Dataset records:
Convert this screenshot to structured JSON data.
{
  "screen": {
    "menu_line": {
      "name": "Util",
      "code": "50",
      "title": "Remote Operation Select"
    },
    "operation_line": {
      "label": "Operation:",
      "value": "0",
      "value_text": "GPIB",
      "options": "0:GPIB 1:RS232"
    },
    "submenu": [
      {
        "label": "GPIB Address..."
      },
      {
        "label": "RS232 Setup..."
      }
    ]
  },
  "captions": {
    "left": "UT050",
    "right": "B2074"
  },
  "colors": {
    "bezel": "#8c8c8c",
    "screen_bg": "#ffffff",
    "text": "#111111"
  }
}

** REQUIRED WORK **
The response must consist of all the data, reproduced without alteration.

** TASK ANSWER **
Convert this screenshot to structured JSON data.
{
  "screen": {
    "menu_line": {
      "name": "Util",
      "code": "50",
      "title": "Remote Operation Select"
    },
    "operation_line": {
      "label": "Operation:",
      "value": "0",
      "value_text": "GPIB",
      "options": "0:GPIB 1:RS232"
    },
    "submenu": [
      {
        "label": "GPIB Address..."
      },
      {
        "label": "RS232 Setup..."
      }
    ]
  },
  "captions": {
    "left": "UT050",
    "right": "B2074"
  },
  "colors": {
    "bezel": "#8c8c8c",
    "screen_bg": "#ffffff",
    "text": "#111111"
  }
}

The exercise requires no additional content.